Start by evaluating the exposure levels in your environment. Is it an interior dry- or exterior wet-service job, for example? Generally, outdoor environments are more corrosive to steel because of the elevated moisture levels relative to interior spaces. Projects near the ocean or waterfront are at increased risk for corrosion due to airborne chlorides and salt splash prevalent in marine locales. Salt is also a danger if building materials will be exposed to de-icing salts.

In addition, it’s important to consider whether or not the build is taking place within an industrial zone, or will be exposed to fumes, fertilizers or soil. Any chemicals present in the immediate environment that come into contact with structural hardware could contribute to corrosion.

Another critical step is to assess the materials being fastened. Lumber is often chemically treated to extend the life of the wood and prevent wood rot. If you’re using lumber that has been treated with a chemical preservative or fire-retardant, the hardware you’re using to fasten it is more susceptible to corrosion (red rust), and corroded hardware can reduce its load capacity and strength. If you’re in a wet-service environment, you incur additional risk because of the high retention of chemical treatments in wood when high moisture levels are present. The higher the percentage of these treatments that remain within the material, the higher the like likelihood of hardware corrosion. Your lumber supplier should be able to provide all information pertinent to treatment chemicals and chemical retention.
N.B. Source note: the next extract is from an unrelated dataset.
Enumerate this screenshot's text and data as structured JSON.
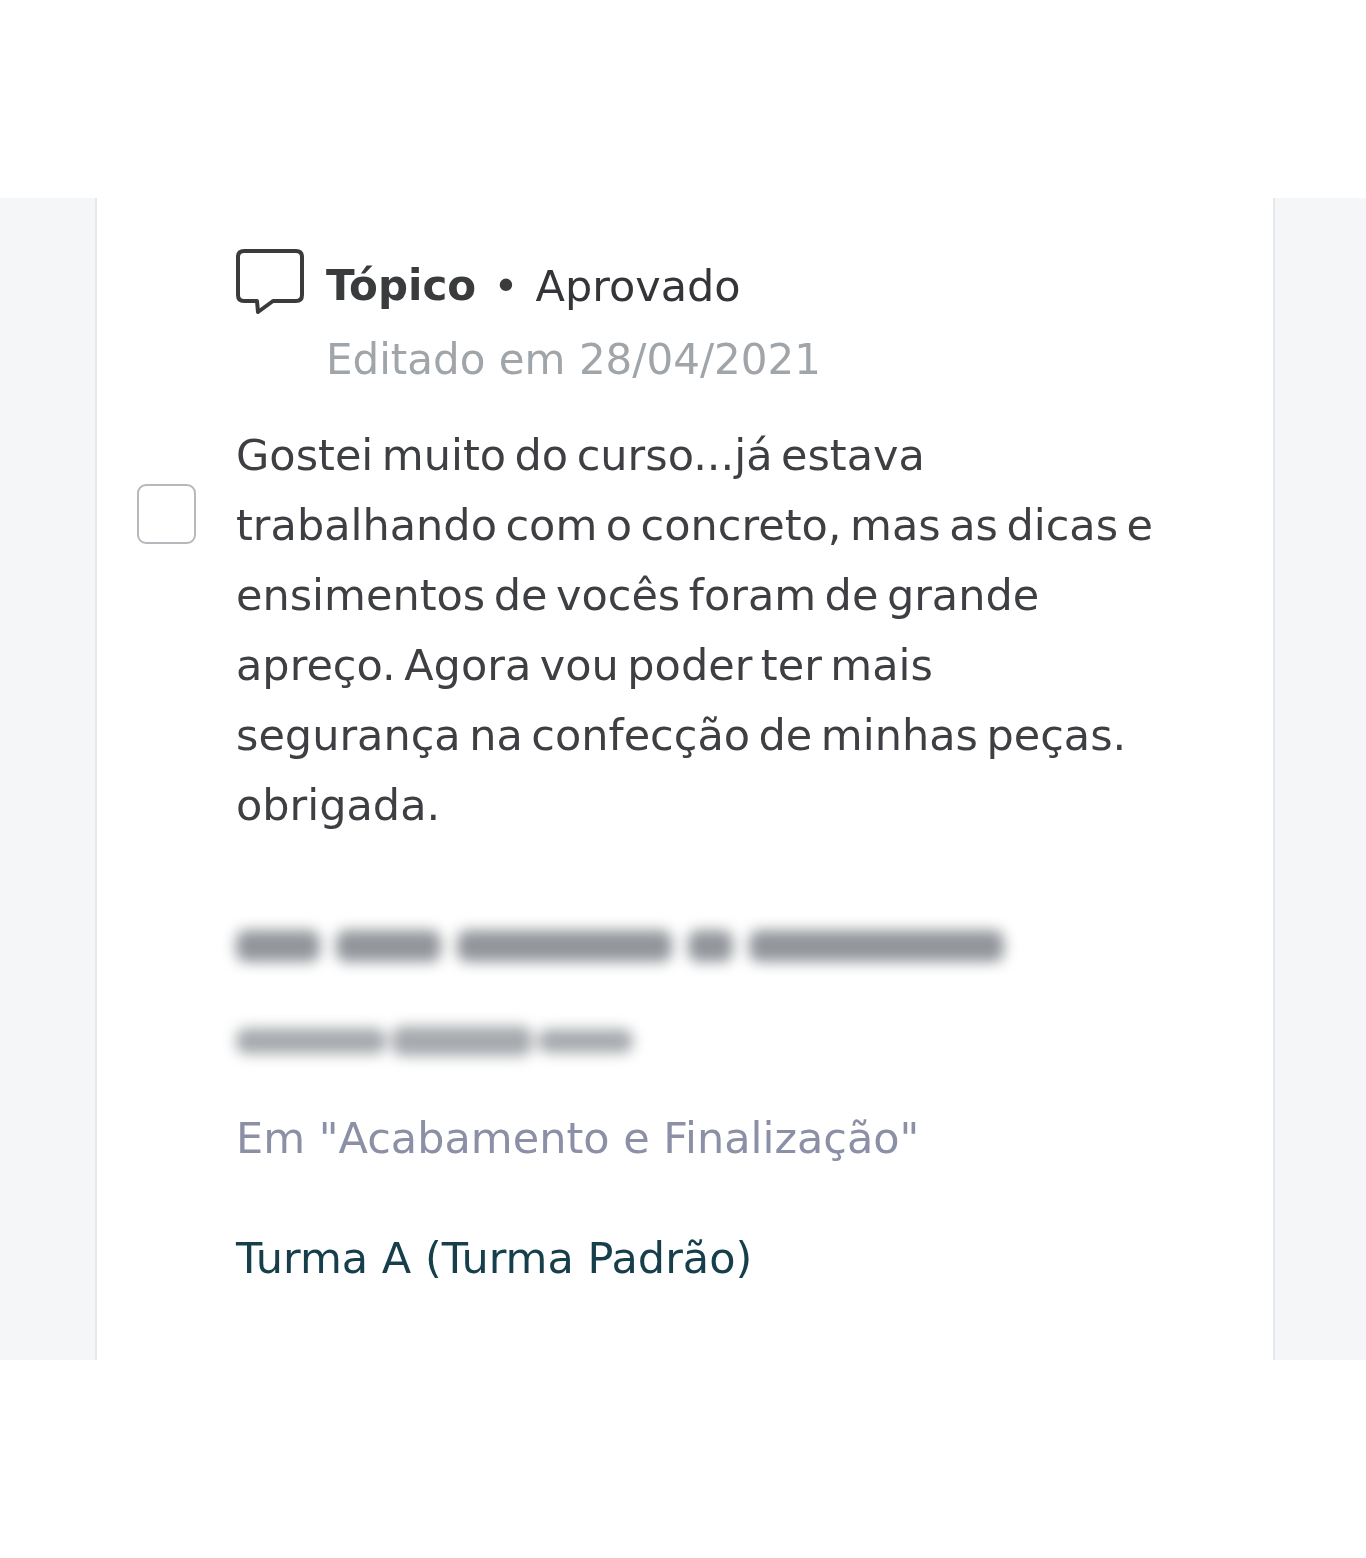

Lastly, it is important when using connectors, fasteners and anchors to select materials and/or coatings that are suitable for the intended application and environment. Hardware coming into contact with other hardware can result in what’s known as galvanic corrosion. Galvanic corrosion can occur when two electrochemically dissimilar metals have contact or close contact with each other in the presence of an electrolyte, such as water. It’s important not to mix metals. For example, hot-dip galvanized fasteners should not be used with stainless-steel connectors. It’s good practice to use metals with similar electrochemical properties, separate dissimilar metals with insulating materials and prevent exposure to electrolytes to help minimize galvanic corrosion.

Types 316/305/304 stainless steel, copper, silicon bronze and hot-dip galvanized (Class C) hardware offer the most effective protection against corrosion risk. Type 316 is the best choice for salt marine and chloride-containing environments, regardless of wood treatment chemicals, because it provides the highest level of corrosion resistance. Our Strong-Drive® SDWH Timber-Hex screw made from Type 316 stainless steel is recommended for wood-to-wood fastening applications when severe conditions demand maximum corrosion protection. For concrete and masonry anchoring applications in coastal or chemical environments, our Type 316 stainless-steel Titen HD® screw anchor offers long-lasting corrosion resistance. Many of our structural connectors, fasteners and anchors are available in stainless steel and are often used for building decks, docks and other projects that are more susceptible to corrosion.

To be safe, inspect your hardware throughout the building’s lifetime to see if any corrosion has occurred. This is especially important for structures exposed to weather, such as decks and docks. Check for loose connections, rotted wood and red rust or other signs of corrosion to the connectors and fasteners.

While the many variables responsible for corrosion can make it difficult to predict the precise likelihood, timing and severity of corrosion, a detailed knowledge of your climate, environment and building materials goes a long way in helping you select hardware that keeps corrosion at bay.

To help you navigate the process, Simpson Strong-Tie has a resources page on our website that provides detailed information about corrosion risks and structural hardware selection.